However, O’Sullivan urged some caution, stating that some industry analysts have predicted a slow down in the rate of growth – currently reaching 25 per cent - over the next couple of years.
He said: “Markets are cyclical, and we have been through downturns in this market. There has to be a slowdown, though projects will continue to be economically viable due to regional factors such as the price of oil.”
Middle East Project Finance will be held under the patronage of His Highness Sheikh Mohammed Al Thani, Minister of Economy and Commerce in Qatar. The minister will also give a keynote speech at the event, which will be held Febriary 28 to March 1 at The Ritz-Carlton, Doha.
The platinum sponsor is HSBC; gold sponsors are Commercial Bank of Qatar and Qatar Islamic Bank; other sponsors are Calyon, Mizuho Corporate Bank, Gulf International Bank, and S&P.

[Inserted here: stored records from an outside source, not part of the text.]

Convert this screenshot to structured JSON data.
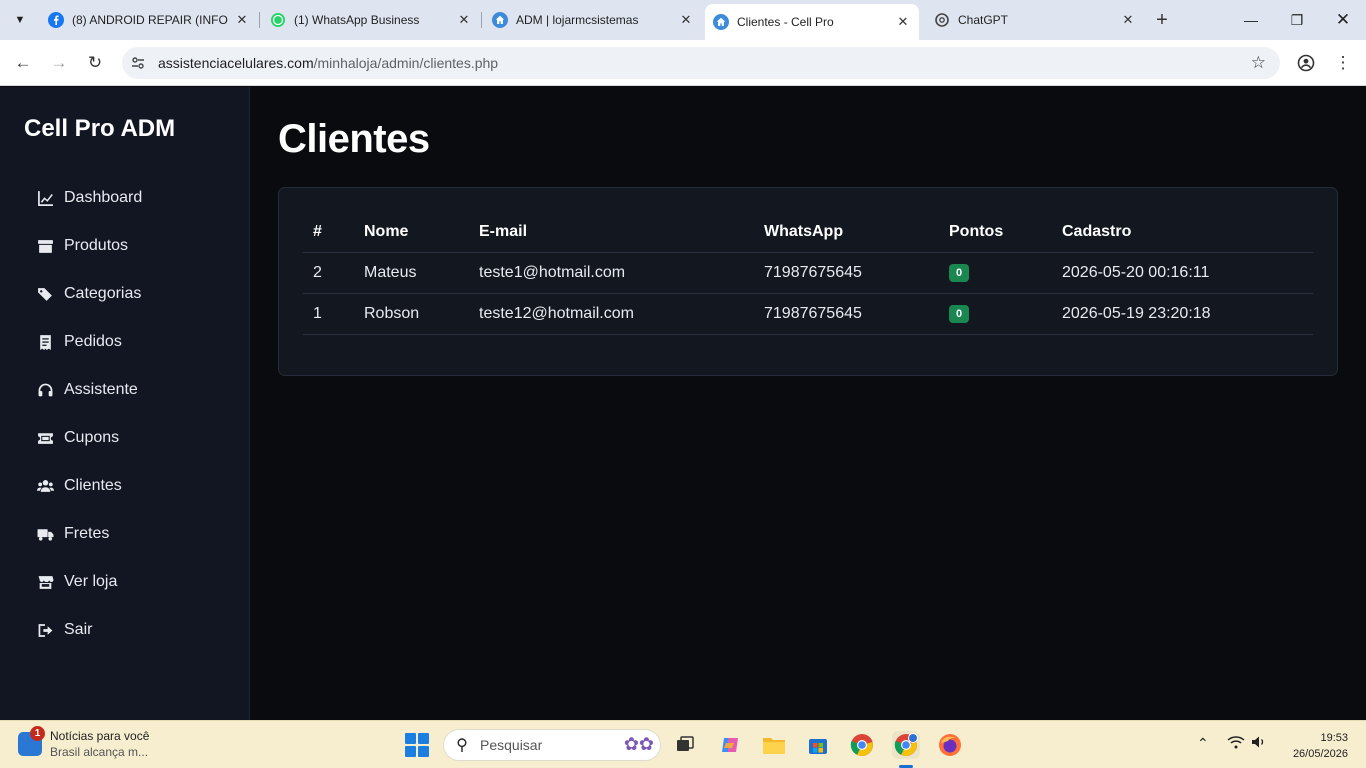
{
  "browser": {
    "tabs": [
      {
        "title": "(8) ANDROID REPAIR (INFO…",
        "icon": "facebook-icon"
      },
      {
        "title": "(1) WhatsApp Business",
        "icon": "whatsapp-icon"
      },
      {
        "title": "ADM | lojarmcsistemas",
        "icon": "home-icon"
      },
      {
        "title": "Clientes - Cell Pro",
        "icon": "home-icon",
        "active": true
      },
      {
        "title": "ChatGPT",
        "icon": "chatgpt-icon"
      }
    ],
    "url_host": "assistenciacelulares.com",
    "url_path": "/minhaloja/admin/clientes.php"
  },
  "sidebar": {
    "brand": "Cell Pro ADM",
    "items": [
      {
        "label": "Dashboard",
        "icon": "chart-line-icon"
      },
      {
        "label": "Produtos",
        "icon": "box-icon"
      },
      {
        "label": "Categorias",
        "icon": "tags-icon"
      },
      {
        "label": "Pedidos",
        "icon": "receipt-icon"
      },
      {
        "label": "Assistente",
        "icon": "headset-icon"
      },
      {
        "label": "Cupons",
        "icon": "ticket-icon"
      },
      {
        "label": "Clientes",
        "icon": "users-icon"
      },
      {
        "label": "Fretes",
        "icon": "truck-icon"
      },
      {
        "label": "Ver loja",
        "icon": "store-icon"
      },
      {
        "label": "Sair",
        "icon": "sign-out-icon"
      }
    ]
  },
  "main": {
    "title": "Clientes",
    "table": {
      "headers": [
        "#",
        "Nome",
        "E-mail",
        "WhatsApp",
        "Pontos",
        "Cadastro"
      ],
      "rows": [
        {
          "id": "2",
          "nome": "Mateus",
          "email": "teste1@hotmail.com",
          "whatsapp": "71987675645",
          "pontos": "0",
          "cadastro": "2026-05-20 00:16:11"
        },
        {
          "id": "1",
          "nome": "Robson",
          "email": "teste12@hotmail.com",
          "whatsapp": "71987675645",
          "pontos": "0",
          "cadastro": "2026-05-19 23:20:18"
        }
      ]
    }
  },
  "taskbar": {
    "news_title": "Notícias para você",
    "news_subtitle": "Brasil alcança m...",
    "news_badge": "1",
    "search_placeholder": "Pesquisar",
    "time": "19:53",
    "date": "26/05/2026"
  },
  "colors": {
    "sidebar_bg": "#111622",
    "main_bg": "#0a0b0e",
    "card_bg": "#131720",
    "badge_green": "#19874f"
  }
}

MEED Conferences is part of the leading information brand in the Middle East working to provide delegates with the very latest business sensitive information. Over the past 10 years, MEED Conferences has organised events attended by senior government officials and thousands of international business people. The conference series is aimed at companies active or seeking business in the markets of the Middle East. MEED is well established as the source of strategic and accurate regional information placing it in a unique position to bring together high-calibre speakers.
© 2006 Al Bawaba (www.albawaba.com )